■ Problem statement ■
Please return every line from the entries that has the string "Davidson" in it.

■ Exercise inputs ■
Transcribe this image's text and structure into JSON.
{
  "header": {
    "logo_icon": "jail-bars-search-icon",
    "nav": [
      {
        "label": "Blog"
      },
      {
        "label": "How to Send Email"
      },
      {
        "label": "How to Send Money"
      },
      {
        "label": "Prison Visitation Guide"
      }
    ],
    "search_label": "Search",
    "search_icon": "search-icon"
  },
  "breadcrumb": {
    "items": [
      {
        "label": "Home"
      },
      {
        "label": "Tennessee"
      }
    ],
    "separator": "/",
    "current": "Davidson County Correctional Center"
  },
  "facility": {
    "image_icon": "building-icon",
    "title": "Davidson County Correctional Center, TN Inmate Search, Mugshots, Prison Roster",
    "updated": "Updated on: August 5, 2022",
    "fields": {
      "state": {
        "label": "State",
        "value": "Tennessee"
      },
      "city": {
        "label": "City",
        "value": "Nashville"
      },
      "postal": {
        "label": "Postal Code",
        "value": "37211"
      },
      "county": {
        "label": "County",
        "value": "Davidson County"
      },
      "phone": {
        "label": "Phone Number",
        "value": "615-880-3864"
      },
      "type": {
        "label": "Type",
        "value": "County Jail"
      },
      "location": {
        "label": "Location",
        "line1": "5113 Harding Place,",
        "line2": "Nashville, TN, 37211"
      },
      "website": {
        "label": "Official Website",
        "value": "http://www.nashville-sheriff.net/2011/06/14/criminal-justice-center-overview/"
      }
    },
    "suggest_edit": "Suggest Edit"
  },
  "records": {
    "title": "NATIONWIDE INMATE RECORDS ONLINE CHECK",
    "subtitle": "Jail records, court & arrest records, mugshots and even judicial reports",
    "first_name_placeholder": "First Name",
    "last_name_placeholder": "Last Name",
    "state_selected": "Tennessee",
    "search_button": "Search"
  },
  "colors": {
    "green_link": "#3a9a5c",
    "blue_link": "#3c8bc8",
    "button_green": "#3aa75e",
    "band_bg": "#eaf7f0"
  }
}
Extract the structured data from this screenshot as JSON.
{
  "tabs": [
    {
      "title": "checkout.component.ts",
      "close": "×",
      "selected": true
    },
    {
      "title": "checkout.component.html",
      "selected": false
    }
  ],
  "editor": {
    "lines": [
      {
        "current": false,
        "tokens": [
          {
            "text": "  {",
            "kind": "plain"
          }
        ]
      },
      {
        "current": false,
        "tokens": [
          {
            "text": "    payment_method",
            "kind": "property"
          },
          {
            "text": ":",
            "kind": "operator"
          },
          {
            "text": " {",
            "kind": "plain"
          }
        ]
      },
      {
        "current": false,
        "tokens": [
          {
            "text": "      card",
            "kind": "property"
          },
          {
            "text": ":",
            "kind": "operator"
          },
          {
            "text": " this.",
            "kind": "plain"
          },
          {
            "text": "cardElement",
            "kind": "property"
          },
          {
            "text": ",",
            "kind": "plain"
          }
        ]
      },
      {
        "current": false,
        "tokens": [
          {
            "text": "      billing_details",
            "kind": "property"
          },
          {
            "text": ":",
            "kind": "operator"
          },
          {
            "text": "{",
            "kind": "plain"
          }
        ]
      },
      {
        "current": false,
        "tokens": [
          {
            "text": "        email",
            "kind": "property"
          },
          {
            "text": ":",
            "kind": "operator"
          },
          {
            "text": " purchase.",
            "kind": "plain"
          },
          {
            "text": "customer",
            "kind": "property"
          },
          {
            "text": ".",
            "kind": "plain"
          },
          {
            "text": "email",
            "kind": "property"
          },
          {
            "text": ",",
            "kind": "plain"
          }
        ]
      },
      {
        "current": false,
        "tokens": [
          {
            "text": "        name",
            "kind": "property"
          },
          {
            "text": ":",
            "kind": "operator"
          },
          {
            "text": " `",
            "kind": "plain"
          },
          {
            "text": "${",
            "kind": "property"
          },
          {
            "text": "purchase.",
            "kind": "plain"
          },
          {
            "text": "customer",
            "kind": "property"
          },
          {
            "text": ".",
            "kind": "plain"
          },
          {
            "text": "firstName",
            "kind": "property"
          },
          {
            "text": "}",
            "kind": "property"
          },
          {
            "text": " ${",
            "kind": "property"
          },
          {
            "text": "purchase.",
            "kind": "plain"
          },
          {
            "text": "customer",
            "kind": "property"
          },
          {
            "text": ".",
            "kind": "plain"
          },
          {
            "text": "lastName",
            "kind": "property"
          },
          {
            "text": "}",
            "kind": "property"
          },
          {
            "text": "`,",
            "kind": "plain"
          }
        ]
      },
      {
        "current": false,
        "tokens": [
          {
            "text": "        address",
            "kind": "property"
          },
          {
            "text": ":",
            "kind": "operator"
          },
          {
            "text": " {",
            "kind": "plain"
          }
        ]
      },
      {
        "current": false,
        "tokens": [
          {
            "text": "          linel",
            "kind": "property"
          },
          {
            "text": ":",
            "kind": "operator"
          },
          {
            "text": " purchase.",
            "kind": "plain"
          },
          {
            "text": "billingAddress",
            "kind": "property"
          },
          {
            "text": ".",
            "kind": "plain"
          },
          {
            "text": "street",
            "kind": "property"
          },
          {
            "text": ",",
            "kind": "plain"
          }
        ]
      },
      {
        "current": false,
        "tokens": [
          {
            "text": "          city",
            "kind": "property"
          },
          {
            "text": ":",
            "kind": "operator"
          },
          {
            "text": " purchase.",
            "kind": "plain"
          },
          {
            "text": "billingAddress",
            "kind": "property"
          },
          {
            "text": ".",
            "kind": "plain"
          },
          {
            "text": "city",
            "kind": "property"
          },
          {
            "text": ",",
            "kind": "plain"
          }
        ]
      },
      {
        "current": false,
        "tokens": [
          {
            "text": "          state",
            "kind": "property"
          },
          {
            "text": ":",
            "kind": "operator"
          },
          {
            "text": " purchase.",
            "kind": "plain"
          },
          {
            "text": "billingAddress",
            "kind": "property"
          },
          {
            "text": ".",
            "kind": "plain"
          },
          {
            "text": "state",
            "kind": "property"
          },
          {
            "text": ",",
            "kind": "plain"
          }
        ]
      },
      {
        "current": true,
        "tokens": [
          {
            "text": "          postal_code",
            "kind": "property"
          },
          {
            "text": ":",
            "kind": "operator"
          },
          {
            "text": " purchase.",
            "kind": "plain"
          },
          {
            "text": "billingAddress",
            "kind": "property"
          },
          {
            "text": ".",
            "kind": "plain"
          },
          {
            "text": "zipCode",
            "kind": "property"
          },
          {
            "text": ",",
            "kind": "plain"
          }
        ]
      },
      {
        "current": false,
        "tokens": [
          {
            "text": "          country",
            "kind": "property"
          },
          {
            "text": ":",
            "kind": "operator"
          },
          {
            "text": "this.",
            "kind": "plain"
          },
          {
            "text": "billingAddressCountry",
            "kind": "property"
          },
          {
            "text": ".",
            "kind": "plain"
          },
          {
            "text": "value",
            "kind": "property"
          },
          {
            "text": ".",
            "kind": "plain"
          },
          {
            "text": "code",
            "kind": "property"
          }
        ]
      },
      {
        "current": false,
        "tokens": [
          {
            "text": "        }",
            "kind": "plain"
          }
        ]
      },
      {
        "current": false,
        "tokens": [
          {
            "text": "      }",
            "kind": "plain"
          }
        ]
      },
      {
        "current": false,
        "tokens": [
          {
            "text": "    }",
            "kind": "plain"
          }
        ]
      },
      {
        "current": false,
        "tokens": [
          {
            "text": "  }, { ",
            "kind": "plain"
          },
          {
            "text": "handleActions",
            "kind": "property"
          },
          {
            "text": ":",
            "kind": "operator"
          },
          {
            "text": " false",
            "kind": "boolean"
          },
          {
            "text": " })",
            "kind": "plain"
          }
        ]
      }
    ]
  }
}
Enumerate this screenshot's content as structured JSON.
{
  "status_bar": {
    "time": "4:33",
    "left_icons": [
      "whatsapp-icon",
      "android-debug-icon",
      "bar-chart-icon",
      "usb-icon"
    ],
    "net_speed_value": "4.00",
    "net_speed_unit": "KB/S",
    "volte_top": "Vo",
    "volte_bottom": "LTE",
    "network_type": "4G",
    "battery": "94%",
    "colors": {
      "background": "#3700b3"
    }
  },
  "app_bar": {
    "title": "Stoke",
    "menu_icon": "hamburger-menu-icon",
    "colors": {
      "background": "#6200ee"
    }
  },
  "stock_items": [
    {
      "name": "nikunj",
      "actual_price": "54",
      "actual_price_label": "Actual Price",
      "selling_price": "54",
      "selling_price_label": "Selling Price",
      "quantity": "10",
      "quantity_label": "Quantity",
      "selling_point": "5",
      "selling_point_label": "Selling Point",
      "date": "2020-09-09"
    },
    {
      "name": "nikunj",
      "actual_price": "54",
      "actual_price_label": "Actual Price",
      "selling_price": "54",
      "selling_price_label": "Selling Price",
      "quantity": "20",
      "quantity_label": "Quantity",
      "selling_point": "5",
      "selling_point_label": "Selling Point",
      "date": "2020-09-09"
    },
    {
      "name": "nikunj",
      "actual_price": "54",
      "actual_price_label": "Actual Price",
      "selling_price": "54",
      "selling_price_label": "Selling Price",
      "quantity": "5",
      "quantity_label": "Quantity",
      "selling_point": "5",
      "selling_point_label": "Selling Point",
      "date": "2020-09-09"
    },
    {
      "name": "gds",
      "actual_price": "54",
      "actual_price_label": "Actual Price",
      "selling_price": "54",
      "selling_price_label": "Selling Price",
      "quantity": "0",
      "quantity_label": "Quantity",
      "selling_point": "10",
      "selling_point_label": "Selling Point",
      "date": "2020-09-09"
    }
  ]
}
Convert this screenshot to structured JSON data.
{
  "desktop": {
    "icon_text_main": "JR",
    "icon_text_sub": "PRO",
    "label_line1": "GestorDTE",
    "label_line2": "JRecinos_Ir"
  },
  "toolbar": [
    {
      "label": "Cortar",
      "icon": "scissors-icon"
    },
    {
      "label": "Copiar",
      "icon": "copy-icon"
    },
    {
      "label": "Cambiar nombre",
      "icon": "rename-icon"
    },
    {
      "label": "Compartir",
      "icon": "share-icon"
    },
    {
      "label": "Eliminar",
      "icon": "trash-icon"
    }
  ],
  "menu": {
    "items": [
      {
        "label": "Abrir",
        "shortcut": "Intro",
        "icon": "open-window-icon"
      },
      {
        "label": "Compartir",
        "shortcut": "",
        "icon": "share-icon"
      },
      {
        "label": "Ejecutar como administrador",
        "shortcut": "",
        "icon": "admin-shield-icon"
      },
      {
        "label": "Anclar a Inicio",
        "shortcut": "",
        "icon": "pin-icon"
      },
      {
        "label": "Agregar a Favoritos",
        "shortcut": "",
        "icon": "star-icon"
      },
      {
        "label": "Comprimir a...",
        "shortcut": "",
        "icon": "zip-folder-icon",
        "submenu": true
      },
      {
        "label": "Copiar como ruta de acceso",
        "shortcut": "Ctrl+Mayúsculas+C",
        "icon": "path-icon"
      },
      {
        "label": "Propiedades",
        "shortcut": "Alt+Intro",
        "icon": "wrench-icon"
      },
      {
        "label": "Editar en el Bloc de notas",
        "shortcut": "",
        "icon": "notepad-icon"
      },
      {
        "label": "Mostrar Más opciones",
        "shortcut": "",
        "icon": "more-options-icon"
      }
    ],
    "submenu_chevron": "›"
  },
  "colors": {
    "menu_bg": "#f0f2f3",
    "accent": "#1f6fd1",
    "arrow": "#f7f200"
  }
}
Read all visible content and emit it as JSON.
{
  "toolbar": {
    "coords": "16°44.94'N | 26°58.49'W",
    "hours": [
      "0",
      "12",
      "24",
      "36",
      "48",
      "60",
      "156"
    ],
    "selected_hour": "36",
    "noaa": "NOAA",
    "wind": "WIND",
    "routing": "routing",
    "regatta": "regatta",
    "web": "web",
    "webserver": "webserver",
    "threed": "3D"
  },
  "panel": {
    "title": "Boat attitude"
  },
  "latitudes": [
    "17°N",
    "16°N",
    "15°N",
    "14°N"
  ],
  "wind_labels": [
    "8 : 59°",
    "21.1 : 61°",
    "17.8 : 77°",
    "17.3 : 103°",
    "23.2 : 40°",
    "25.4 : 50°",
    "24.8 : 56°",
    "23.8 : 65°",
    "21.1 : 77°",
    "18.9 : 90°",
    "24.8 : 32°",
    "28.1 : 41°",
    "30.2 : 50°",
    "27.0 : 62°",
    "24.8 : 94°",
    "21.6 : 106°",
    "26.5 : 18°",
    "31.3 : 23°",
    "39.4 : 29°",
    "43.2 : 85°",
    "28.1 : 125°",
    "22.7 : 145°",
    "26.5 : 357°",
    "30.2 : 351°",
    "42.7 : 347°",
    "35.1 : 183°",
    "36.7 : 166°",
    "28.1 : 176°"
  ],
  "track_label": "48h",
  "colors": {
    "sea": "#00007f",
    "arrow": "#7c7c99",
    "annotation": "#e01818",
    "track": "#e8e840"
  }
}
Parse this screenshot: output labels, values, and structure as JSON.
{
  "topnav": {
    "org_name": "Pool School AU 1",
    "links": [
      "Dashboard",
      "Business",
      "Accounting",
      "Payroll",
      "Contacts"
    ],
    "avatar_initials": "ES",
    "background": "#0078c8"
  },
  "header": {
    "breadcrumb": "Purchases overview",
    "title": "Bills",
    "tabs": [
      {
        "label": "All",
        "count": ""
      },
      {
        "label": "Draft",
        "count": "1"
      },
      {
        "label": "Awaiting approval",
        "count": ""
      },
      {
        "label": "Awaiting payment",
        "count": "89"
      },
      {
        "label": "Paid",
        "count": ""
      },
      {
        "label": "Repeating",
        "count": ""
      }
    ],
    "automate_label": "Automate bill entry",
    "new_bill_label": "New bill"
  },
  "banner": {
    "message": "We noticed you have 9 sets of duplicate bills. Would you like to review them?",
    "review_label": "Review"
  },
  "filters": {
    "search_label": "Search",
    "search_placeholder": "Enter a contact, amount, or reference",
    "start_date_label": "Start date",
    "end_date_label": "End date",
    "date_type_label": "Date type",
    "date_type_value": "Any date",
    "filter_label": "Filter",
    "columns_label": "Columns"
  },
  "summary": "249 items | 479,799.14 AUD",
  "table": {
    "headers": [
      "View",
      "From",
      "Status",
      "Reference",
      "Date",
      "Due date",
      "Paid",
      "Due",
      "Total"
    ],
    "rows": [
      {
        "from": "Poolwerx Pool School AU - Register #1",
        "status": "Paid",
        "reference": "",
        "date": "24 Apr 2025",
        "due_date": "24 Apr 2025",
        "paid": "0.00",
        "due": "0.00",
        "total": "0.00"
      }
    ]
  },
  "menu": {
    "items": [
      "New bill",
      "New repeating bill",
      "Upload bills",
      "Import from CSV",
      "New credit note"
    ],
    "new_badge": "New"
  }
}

■ Response area ■
    "current": "Davidson County Correctional Center"
    "title": "Davidson County Correctional Center, TN Inmate Search, Mugshots, Prison Roster",
        "value": "Davidson County"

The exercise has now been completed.